When I reflect back on my experiences that have shaped how I view change, I remember hearing the Serenity Prayer as a young person:
God, grant me the serenity to accept the things I cannot change,
the courage to change the things I can,
and the wisdom to know the difference.
More recently, I have come across this quote from Angela Davis:
I’m no longer accepting the things I cannot change.
I’m changing the things I cannot accept.
What I notice in both of these influential perspectives is the power of self within change. To have courage to change what I cannot accept. To boldly step in and step up in a change effort. I find that acceptance comes a little slower for me these days, but it is a helpful practice when a desired change feels slow or wrought with complexity. It takes resiliency to face that kind of change. I also believe there are times in my life when I knew I did not have the energy or know-how to step in and step up so I stepped back or stepped out of a change, for better or for worse.
I have been fortunate over the past decade to be involved in systems change work. This often means there has been some acknowledgement that the way things are being done no longer, or never have, served the needs of those who connect to the system, whether that be around technology, social services, or long-standing institutions. I have witnessed the compassion, courage, and commitment humans who care for other humans are capable of and I am deeply grateful for that experience.
Systems change work is humbling and complex work. Change in systems often requires a change within self. This requires us to see ourselves as part of the systems we are trying to change. That can be challenging to do sometimes. That is why my colleagues and I created the Systems Simulation. To provide an opportunity for individuals to experience being part of a system and to reflect on what shows up in the room and in themselves.
There are so many behaviors that show up when we facilitate The Systems Simulation. One that has always fascinated me is when a group of strangers seem to quickly build a sense of team identity and loyalty to each other. In the beginning, a small group works together to complete a challenge. Then, the next challenge they are faced with requires that they work with others in the room (the system). In the transition between those moments, some teams begin to compete with the other groups in the room. Especially if the team is one of the first to complete the initial challenge, there is often a sense of team pride and a spark of competition is lit in the system. The last challenge involves the creation of a collective piece and some of the teams interpret “collective” as their group and not the whole. There is no right or wrong in this choice, but often, there is that conscious choice. Sometimes choosing not to participate is an act of resistance or a way to practice self care.

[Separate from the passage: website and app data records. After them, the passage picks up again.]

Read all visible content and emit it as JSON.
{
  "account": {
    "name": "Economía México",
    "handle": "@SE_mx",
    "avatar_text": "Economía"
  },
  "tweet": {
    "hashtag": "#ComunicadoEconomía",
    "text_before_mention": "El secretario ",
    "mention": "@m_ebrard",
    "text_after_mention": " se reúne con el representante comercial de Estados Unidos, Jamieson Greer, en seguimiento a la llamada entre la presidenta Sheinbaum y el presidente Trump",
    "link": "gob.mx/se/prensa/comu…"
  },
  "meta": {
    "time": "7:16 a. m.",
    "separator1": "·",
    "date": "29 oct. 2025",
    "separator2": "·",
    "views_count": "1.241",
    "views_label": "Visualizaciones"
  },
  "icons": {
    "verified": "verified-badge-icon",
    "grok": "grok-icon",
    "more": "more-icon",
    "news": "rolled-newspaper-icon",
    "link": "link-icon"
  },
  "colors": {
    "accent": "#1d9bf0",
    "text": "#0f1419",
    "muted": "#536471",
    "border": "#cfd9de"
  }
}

Consider what that looks like in a system change effort. How often do we isolate ourselves or narrow our focus such that we miss seeing the whole system and the impact we have on it? I believe that is actually a very common experience. A system is like a rubber band. It takes conscious awareness and effort to change its shape and without that, it quickly goes back to the way it was. The more complex the change or entrenched the system, the more difficult it is to make change. Yet, change is possible.
We are often holding two systems - our current way of being shaped by our past and our emerging way of being based on an unknown future. This is a space of presence. To stand in this moment and reflect on the changes you are experiencing or want to make. How does courage and acceptance play in that change? How will you choose to show up to consciously impact the systems you are in to make change?